South Carolina DOT cuts back paper
- By Dibya Sarkar
- May 19, 2005
The procurement division of the South Carolina Transportation Department is rolling out a secure, electronic document management and workflow system statewide to track and speed up the delivery of goods and services and reduce the amount of paper.
In partnership with Metalogix, a North Carolina-based solutions provider, the department's information technology services division is implementing the system in essentially four phases, a project that began about 18 months ago. Currently officials at department’s headquarters have access to the system, but within four months or so procurement agents at the state’s 75 locations will have access through a secure Web portal.
A major component of the system is the workflow software, developed by Bellevue, Wash.-based Captaris. The software will eventually allow all procurement officials to view and monitor electronic order requisitions instantly -- instead of searching for paper files that sometimes took days -- as they go through the pipeline in almost real time, said Steve Collins, the department's IT manager.
The almost paperless system will also reduce redundancy and the amount of space needed to store records. "We do thousands and thousands of purchases that generate order requisitions, invoices, receipts, purchase orders, bid solicitation packages, correspondence, all kinds of documentation," Collins said. "They were being overwhelmed with the amount of paper. Stuff wasn’t getting processed in a timely manner."
He said the system has also dramatically reduced staff time spent by nine buyers, who must audit the 150 to 200 buyers statewide on a monthly basis to ensure proper procedures are being followed. Each of the nine buyers, who work at the state’s headquarters, used to spend about 12 to 14 days every month performing the audits, he said. Now, since documents can be accessed electronically, the nine buyers take two hours per month doing their audits.
“We went from 18 man weeks to 18 man hours a month,” Collins said. “That’s a huge savings.”
Steven Freund, Metalogix’s operations officer, said lag time to fill orders for goods and services is greatly shortened. In the paper-based system, it may take two or three days to start the process as documentation and other necessary material are mailed in to headquarters and routed to the appropriate person, he said.
The new electronic system allows officials to first fill out a paper document, which is then scanned into the system and automatically routed to the appropriate buyer based on the established business rules, eliminating two or three days, he added.
The workflow system will also alert management when an order has not been addressed within an appropriate timeframe. For example, an order might be delayed because a buyer might be on vacation.
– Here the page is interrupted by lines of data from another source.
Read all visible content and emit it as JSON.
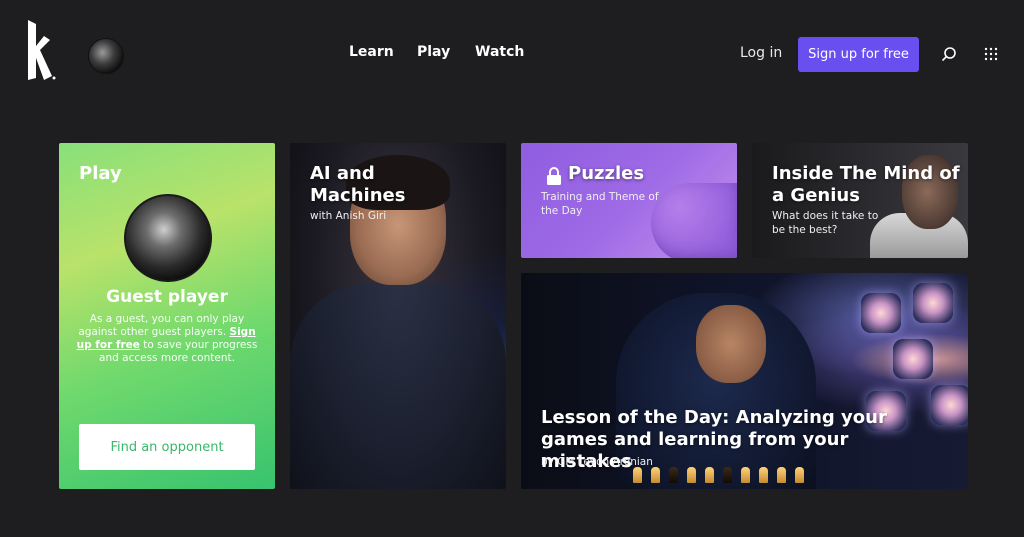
{
  "header": {
    "nav": [
      {
        "label": "Learn"
      },
      {
        "label": "Play"
      },
      {
        "label": "Watch"
      }
    ],
    "login_label": "Log in",
    "signup_label": "Sign up for free"
  },
  "cards": {
    "play": {
      "title": "Play",
      "guest_name": "Guest player",
      "desc_before": "As a guest, you can only play against other guest players. ",
      "desc_link": "Sign up for free",
      "desc_after": " to save your progress and access more content.",
      "button_label": "Find an opponent"
    },
    "ai": {
      "title": "AI and Machines",
      "subtitle": "with Anish Giri"
    },
    "puzzles": {
      "title": "Puzzles",
      "subtitle": "Training and Theme of the Day"
    },
    "genius": {
      "title": "Inside The Mind of a Genius",
      "subtitle": "What does it take to be the best?"
    },
    "lesson": {
      "title": "Lesson of the Day: Analyzing your games and learning from your mistakes",
      "subtitle": "by GM Levon Aronian"
    }
  },
  "colors": {
    "accent": "#6a4ff0",
    "background": "#1e1d1f",
    "play_green": "#4fd06c",
    "puzzle_purple": "#9e6ae6"
  }
}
“This gives the supervisor a chance to redirect that (order) to another buyer so that we don’t lose anything in the process,” Freund said. “It isn’t just making the workflow work correctly and making sure that people are doing it on time but it’s the ‘what if’ scenario. What if somebody’s not here? What if something’s wrong?”
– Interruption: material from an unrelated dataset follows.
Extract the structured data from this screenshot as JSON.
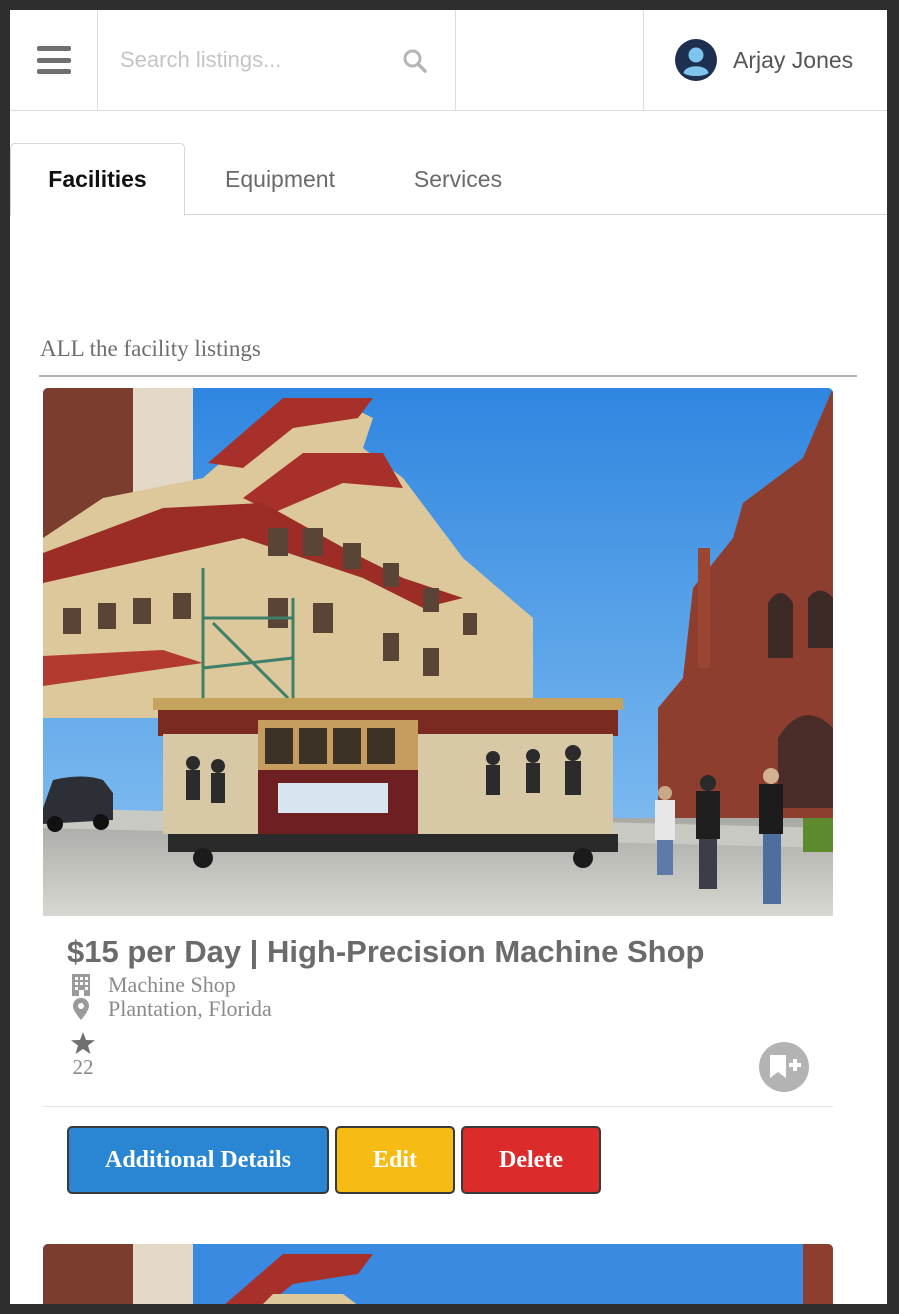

When officials began planning the system the department was eyeing off-the-shelf software that would have cost more than $1 million, he said. His company suggested using Captaris’s product, which cost half that amount. The product was integrated with Microsoft SharePoint Portal Server collaboration software and existing Microsoft infrastructure including SQL Server database, FrontPage, and InfoPath.
Collins said there’s been some cultural resistance to the change but as people get educated and trained on the system, they will see benefits, especially time savings. Freund said they are also conducting an internal audit to ensure that the system’s users are properly trained and the business process has improved for them. He added they will showcase the technology to other state agencies.